Enquire about our services today. Call us at 02 8055 3775 or email us at email@example.com. You may also message us via our website’s enquiry form.
Why Should Data be Destroyed?
Simply put, once the data has served its purposes, it is best destroyed to allow integrity of information. Sensitive information about people, intellectual property or trade secrets could be misused by internal or external parties, thus destroying the data is best chance for prevention.
Why Your Business Should be Using a Data Destruction Company?
Using a data destruction company, you will get a certificate of data erasure and thus shift the responsibility to a 3rd party and project your reputation. Also, not all organizations understand the technicalities of the process, or have the means and resources to do so. Using a certified data destruction company is an effective way to ensure the job is completed in a safe and secure method without incurring downtime from your IT manager or team resources.

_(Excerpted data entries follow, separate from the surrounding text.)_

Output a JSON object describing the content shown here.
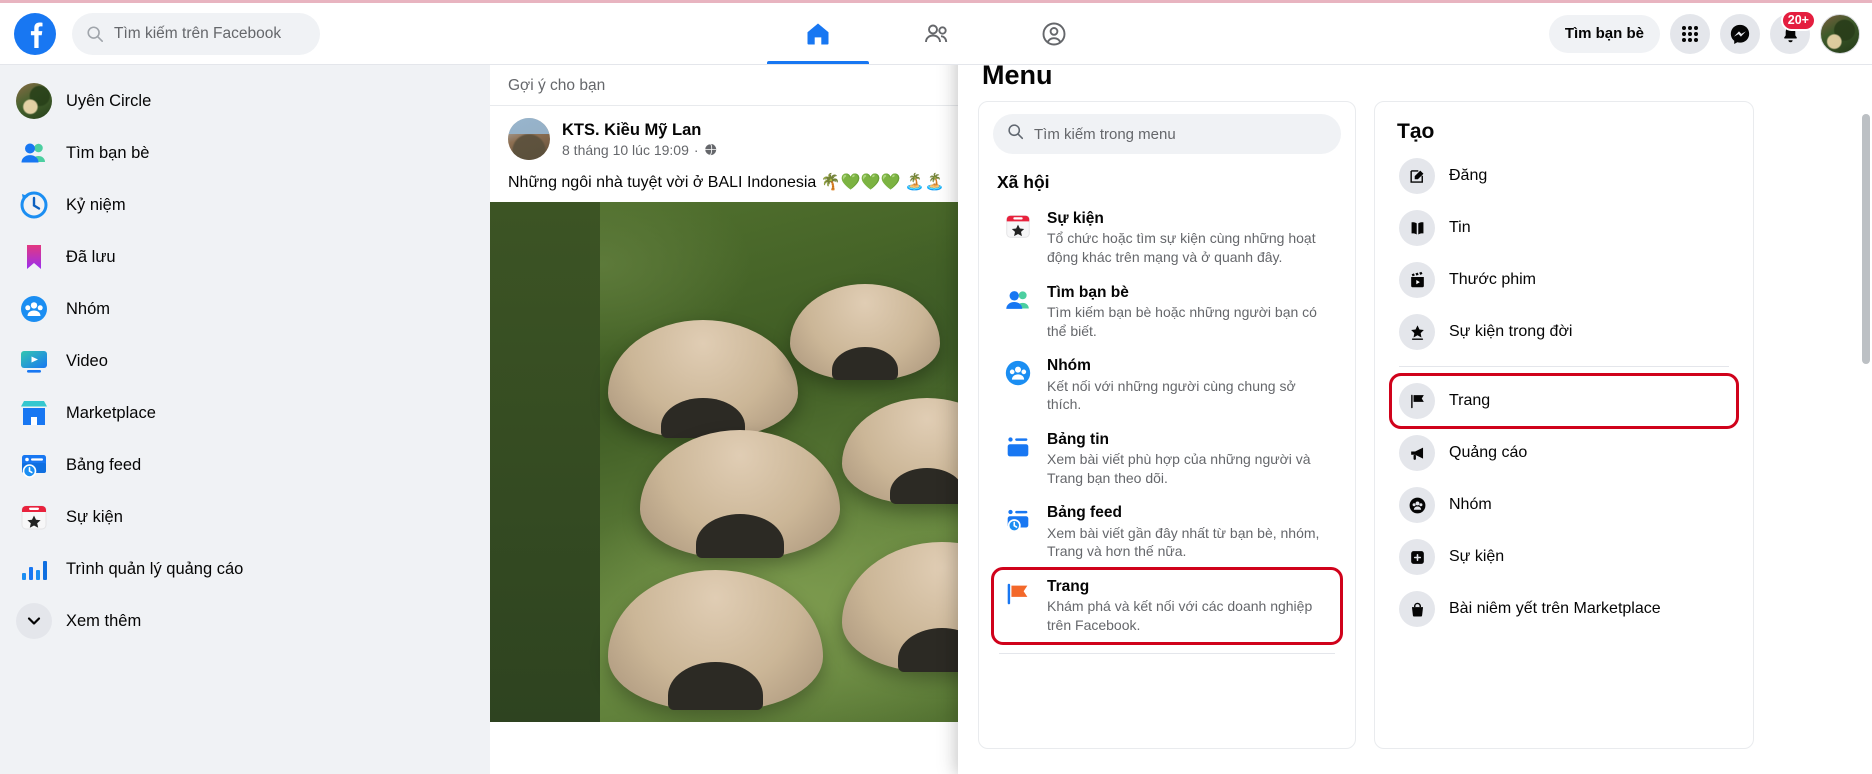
{
  "topbar": {
    "logo_icon": "facebook-logo-icon",
    "search": {
      "placeholder": "Tìm kiếm trên Facebook",
      "value": "",
      "icon": "search-icon"
    },
    "tabs": [
      {
        "name": "home",
        "icon": "home-icon",
        "active": true
      },
      {
        "name": "friends",
        "icon": "friends-icon",
        "active": false
      },
      {
        "name": "profile",
        "icon": "profile-circle-icon",
        "active": false
      }
    ],
    "find_friends_label": "Tìm bạn bè",
    "grid_icon": "apps-grid-icon",
    "messenger_icon": "messenger-icon",
    "bell_icon": "bell-icon",
    "notification_badge": "20+",
    "avatar": "user-avatar"
  },
  "sidebar": {
    "items": [
      {
        "label": "Uyên Circle",
        "icon": "user-avatar"
      },
      {
        "label": "Tìm bạn bè",
        "icon": "friends-icon"
      },
      {
        "label": "Kỷ niệm",
        "icon": "memories-clock-icon"
      },
      {
        "label": "Đã lưu",
        "icon": "saved-bookmark-icon"
      },
      {
        "label": "Nhóm",
        "icon": "groups-icon"
      },
      {
        "label": "Video",
        "icon": "video-icon"
      },
      {
        "label": "Marketplace",
        "icon": "marketplace-icon"
      },
      {
        "label": "Bảng feed",
        "icon": "feeds-icon"
      },
      {
        "label": "Sự kiện",
        "icon": "events-calendar-icon"
      },
      {
        "label": "Trình quản lý quảng cáo",
        "icon": "ads-manager-icon"
      },
      {
        "label": "Xem thêm",
        "icon": "chevron-down-icon"
      }
    ]
  },
  "feed": {
    "suggested_label": "Gợi ý cho bạn",
    "post": {
      "author": "KTS. Kiều Mỹ Lan",
      "timestamp": "8 tháng 10 lúc 19:09",
      "separator": "·",
      "privacy_icon": "globe-icon",
      "text": "Những ngôi nhà tuyệt vời ở BALI Indonesia 🌴💚💚💚 🏝️🏝️",
      "image_alt": "bali-green-dome-houses-photo"
    }
  },
  "menu": {
    "title": "Menu",
    "search": {
      "placeholder": "Tìm kiếm trong menu",
      "value": "",
      "icon": "search-icon"
    },
    "sections": [
      {
        "title": "Xã hội",
        "items": [
          {
            "name": "Sự kiện",
            "desc": "Tổ chức hoặc tìm sự kiện cùng những hoạt động khác trên mạng và ở quanh đây.",
            "icon": "events-calendar-icon",
            "highlighted": false
          },
          {
            "name": "Tìm bạn bè",
            "desc": "Tìm kiếm bạn bè hoặc những người bạn có thể biết.",
            "icon": "friends-icon",
            "highlighted": false
          },
          {
            "name": "Nhóm",
            "desc": "Kết nối với những người cùng chung sở thích.",
            "icon": "groups-icon",
            "highlighted": false
          },
          {
            "name": "Bảng tin",
            "desc": "Xem bài viết phù hợp của những người và Trang bạn theo dõi.",
            "icon": "news-feed-icon",
            "highlighted": false
          },
          {
            "name": "Bảng feed",
            "desc": "Xem bài viết gần đây nhất từ bạn bè, nhóm, Trang và hơn thế nữa.",
            "icon": "feeds-icon",
            "highlighted": false
          },
          {
            "name": "Trang",
            "desc": "Khám phá và kết nối với các doanh nghiệp trên Facebook.",
            "icon": "pages-flag-icon",
            "highlighted": true
          }
        ]
      }
    ]
  },
  "create": {
    "title": "Tạo",
    "items": [
      {
        "label": "Đăng",
        "icon": "compose-post-icon",
        "highlighted": false
      },
      {
        "label": "Tin",
        "icon": "story-book-icon",
        "highlighted": false
      },
      {
        "label": "Thước phim",
        "icon": "reels-clapper-icon",
        "highlighted": false
      },
      {
        "label": "Sự kiện trong đời",
        "icon": "life-event-star-icon",
        "highlighted": false
      },
      {
        "label": "Trang",
        "icon": "pages-flag-icon",
        "highlighted": true
      },
      {
        "label": "Quảng cáo",
        "icon": "ad-megaphone-icon",
        "highlighted": false
      },
      {
        "label": "Nhóm",
        "icon": "group-create-icon",
        "highlighted": false
      },
      {
        "label": "Sự kiện",
        "icon": "event-plus-icon",
        "highlighted": false
      },
      {
        "label": "Bài niêm yết trên Marketplace",
        "icon": "marketplace-bag-icon",
        "highlighted": false
      }
    ]
  },
  "colors": {
    "brand_blue": "#1877f2",
    "highlight_red": "#d0021b",
    "page_bg": "#f0f2f5",
    "badge_red": "#e41e3f"
  }
}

What are Data Destruction Standards?
Data destruction standards are a set of processes developed by the scientific community/governments that specifies the technicalities of the data destruction process. Different data destruction standards are fit for different organizations, depending on your level of security needed. For example, a small business may wish to protect their IP, compared with a Military or Government body who seeks to protect the interest of a Nation.
Which Methods of Data Destruction Are Secure?
Depending on your end goal for ITAD (IT Asset disposal), you may choose a software based data erasure method which is best if you plan to either reuse or remarket the asset. Alternatively, physical destruction is best if you wish to dispose of the IT asset (or bulk assets) in a cost effective way. At Eco IT Solutions, we recommend a crush & shred method to guarantee that data is irrecoverable. If you are still concerned about data security, we recommend having the drives destroyed either on-site at your premises or sending a company representative to witness the destruction at our facility. We no longer recommend degaussing as it does not apply for all data bearing devices, in some ways we believe this is somewhat of a redundant method of erasure.
How to Determine if we Need On-site or Off-site Data Destruction ?
If your organization has a self-determined security concern for data bearing assets, we recommend on-site data erasure or data destruction. This method may incur more costs, but you have the certainty of ensuring all HDDs, SSDs or media devices are physically destroyed or software-wiped before leaving your premises. In most cases, organizations are satisfied with off-site data destruction or data erasure after choosing a trusted and certified data destruction company.
Why do I need a Certificate of Data Destruction?
Regardless of your organization’s level of security concerns, you should always insist on receiving a certificate of secure data destruction or secure data erasure. This is to ensure the contracted company has completed the secure data destruction process and thus shifting liability to them.